To those misguided, moderate/Independent voters who simply could not vote for John Kerry in 2004 because “I hate President Bush but I just could not vote for that other guy,” I say to you: elections have consequences.
To those misguided, African American voters who simply could not vote for John Kerry in 2004 because “I hate President Bush but John Kerry is for gay marriage and that’s against the Bible,” I say to you: elections have consequences.
To those misguided, Republican voters who simply could not vote for John Kerry in 2004 because “I hate President Bush but Kerry was a flip-flopper,” I say to you: elections have consequences.

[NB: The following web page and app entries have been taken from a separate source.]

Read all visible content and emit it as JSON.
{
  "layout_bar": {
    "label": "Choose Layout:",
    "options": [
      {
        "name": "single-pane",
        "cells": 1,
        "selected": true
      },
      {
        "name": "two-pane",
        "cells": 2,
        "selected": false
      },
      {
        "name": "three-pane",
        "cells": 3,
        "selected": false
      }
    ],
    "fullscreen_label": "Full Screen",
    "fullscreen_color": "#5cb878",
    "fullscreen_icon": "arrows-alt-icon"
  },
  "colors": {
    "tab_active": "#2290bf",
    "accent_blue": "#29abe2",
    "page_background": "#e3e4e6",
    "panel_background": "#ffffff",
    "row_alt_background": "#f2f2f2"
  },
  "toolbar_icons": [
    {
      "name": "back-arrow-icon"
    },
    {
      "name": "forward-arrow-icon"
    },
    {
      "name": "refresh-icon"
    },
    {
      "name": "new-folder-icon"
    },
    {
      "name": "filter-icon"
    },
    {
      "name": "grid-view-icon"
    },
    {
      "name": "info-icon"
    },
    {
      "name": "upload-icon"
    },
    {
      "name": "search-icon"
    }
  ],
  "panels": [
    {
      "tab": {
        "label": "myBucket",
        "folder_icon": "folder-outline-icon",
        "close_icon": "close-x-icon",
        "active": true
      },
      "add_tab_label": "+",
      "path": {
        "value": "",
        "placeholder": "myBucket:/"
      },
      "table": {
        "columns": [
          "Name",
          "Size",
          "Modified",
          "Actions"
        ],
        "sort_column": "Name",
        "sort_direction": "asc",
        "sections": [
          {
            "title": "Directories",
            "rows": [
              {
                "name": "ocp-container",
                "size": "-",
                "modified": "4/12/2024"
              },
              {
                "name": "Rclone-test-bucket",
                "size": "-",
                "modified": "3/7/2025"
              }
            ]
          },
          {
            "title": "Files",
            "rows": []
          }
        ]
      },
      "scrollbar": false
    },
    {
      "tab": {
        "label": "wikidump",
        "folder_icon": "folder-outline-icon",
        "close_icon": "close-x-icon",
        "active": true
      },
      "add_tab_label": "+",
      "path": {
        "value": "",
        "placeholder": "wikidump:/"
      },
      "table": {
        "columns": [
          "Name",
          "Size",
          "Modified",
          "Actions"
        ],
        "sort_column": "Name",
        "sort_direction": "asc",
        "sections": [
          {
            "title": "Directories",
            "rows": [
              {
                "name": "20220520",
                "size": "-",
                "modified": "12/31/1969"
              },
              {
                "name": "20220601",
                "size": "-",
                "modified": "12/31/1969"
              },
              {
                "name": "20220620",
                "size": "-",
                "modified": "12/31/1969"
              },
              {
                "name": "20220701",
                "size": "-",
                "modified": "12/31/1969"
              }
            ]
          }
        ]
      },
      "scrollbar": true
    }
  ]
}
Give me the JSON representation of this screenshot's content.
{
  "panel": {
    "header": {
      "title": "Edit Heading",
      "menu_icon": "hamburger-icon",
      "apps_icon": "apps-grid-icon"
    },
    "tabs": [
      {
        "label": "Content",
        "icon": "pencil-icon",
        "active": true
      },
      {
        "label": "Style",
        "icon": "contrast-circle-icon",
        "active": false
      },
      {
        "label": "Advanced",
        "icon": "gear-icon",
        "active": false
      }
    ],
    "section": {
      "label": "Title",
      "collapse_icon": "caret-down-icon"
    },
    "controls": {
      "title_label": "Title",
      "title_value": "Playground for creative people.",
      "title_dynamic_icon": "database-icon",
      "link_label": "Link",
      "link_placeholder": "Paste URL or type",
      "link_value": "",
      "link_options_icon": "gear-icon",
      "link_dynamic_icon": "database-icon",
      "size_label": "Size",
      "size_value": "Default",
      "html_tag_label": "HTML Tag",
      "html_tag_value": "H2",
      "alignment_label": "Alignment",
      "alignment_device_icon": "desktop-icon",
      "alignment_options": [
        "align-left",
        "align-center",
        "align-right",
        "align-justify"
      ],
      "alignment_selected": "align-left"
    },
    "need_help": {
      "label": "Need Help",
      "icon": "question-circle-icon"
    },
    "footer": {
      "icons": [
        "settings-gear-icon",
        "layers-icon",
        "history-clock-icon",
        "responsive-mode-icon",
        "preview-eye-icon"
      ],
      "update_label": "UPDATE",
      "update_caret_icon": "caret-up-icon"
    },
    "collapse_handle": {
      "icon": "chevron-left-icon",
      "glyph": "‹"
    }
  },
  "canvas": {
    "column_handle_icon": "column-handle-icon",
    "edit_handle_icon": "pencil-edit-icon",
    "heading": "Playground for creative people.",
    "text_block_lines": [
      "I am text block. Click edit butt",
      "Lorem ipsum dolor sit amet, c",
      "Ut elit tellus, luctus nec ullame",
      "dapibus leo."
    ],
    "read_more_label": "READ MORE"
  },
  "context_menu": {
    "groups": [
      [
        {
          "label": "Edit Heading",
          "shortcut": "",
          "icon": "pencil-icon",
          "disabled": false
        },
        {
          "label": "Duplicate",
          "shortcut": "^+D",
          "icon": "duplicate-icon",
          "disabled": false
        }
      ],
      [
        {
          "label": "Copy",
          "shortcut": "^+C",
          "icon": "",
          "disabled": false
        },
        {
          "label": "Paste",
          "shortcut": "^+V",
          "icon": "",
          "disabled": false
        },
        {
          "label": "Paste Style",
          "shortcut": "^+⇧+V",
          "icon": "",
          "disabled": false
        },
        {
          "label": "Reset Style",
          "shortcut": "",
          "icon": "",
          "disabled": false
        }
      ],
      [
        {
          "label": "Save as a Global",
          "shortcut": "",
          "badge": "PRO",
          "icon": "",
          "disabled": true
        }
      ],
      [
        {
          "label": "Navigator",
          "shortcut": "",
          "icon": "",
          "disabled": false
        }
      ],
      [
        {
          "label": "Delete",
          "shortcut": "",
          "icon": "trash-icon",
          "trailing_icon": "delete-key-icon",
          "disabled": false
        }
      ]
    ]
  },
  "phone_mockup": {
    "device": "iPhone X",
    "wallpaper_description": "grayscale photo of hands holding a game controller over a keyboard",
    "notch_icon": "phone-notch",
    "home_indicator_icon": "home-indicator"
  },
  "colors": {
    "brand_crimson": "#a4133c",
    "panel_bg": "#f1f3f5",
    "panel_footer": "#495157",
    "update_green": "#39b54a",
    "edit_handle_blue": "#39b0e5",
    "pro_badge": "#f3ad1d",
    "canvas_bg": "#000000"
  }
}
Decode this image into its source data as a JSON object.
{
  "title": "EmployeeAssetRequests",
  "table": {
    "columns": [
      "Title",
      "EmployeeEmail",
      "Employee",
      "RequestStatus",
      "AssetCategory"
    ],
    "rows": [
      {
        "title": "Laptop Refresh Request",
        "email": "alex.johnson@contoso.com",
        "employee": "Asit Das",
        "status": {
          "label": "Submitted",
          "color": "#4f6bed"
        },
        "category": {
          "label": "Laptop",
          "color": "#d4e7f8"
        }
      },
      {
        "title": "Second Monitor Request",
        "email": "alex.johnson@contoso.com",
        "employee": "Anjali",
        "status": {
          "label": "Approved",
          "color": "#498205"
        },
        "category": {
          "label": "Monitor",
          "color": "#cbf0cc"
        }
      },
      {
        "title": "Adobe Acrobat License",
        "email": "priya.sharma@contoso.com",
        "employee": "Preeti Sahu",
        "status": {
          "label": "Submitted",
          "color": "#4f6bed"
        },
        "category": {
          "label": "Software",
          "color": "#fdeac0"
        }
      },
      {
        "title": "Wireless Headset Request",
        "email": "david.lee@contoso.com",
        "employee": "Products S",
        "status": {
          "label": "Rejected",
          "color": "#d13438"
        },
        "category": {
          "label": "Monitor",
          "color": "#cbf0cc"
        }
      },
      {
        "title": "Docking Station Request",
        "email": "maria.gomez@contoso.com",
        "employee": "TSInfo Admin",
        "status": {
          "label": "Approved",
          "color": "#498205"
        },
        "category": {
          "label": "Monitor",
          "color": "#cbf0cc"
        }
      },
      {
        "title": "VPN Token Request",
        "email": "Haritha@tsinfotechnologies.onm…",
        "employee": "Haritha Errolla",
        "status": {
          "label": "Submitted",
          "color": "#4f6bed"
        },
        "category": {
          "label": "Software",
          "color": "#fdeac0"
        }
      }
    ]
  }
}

Yes, people, elections have consequences:
Divided Court Limits Use of Race by School Districts
By Robert Barnes
Washington Post Staff Writer
A divided Supreme Court yesterday restricted the ability of public school districts to use race to determine which schools students can attend, a decision that could sharply limit integration programs across the nation.
The nine justices split decisively along ideological grounds, with a five-justice majority ruling that school admission programs in Seattle and Louisville violated the Constitution's guarantee of equal protection to individuals. Educators said the decision may lead many districts to drop efforts at racially balancing schools.
In a dramatic 45 minutes on the final day of the court's term, three justices took turns reading sometimes-biting opinions that portrayed the ruling as either the natural affirmation or a bitter betrayal of the landmark Brown v. Board of Education desegregation decision of 1954.
Welcome to the “Scalito” effect. If it was good 50 years ago, it’s got to be good now. I’m sure the Kool-Aid drinkers are high-fiving each other now. Everyone else should be taking a long, sober look at what this means for our country.
The court's four liberals delivered a scathing dissent that was twice as long as Roberts's opinion. Justice Stephen G. Breyer said the decision is one "the court and the nation will come to regret.
"The lesson of history is not that efforts to continue racial segregation are constitutionally indistinguishable from efforts to achieve racial integration," Breyer wrote. "Indeed, it is a cruel distortion of history to compare Topeka, Kansas, in the 1950s to Louisville and Seattle in the modern day."
When you elect a reactionary right-wing extremist to the White House, you’re going to get reactionary, right-wing extremists on the nation’s highest court, who will issue reactionary, right-wing extremist rulings. Like this one.
There is a large element of this country, predominantly white males, who have been pissed off for the past 30 years about things like “political correctness.” It’s talk radio’s red meat. And mostly what they’re pissed off about is having to say goodbye to their world where white people are dominant and people of color and women “know their place.” Decisions like Brown v. Board of Education are why. So I’m sure the Rush Limbaugh crowd will be very happy today.
But 20 years from now, as this decision filters down into small town school districts, and we see the actual ramifications of this huge backward step, I wonder what your children will say?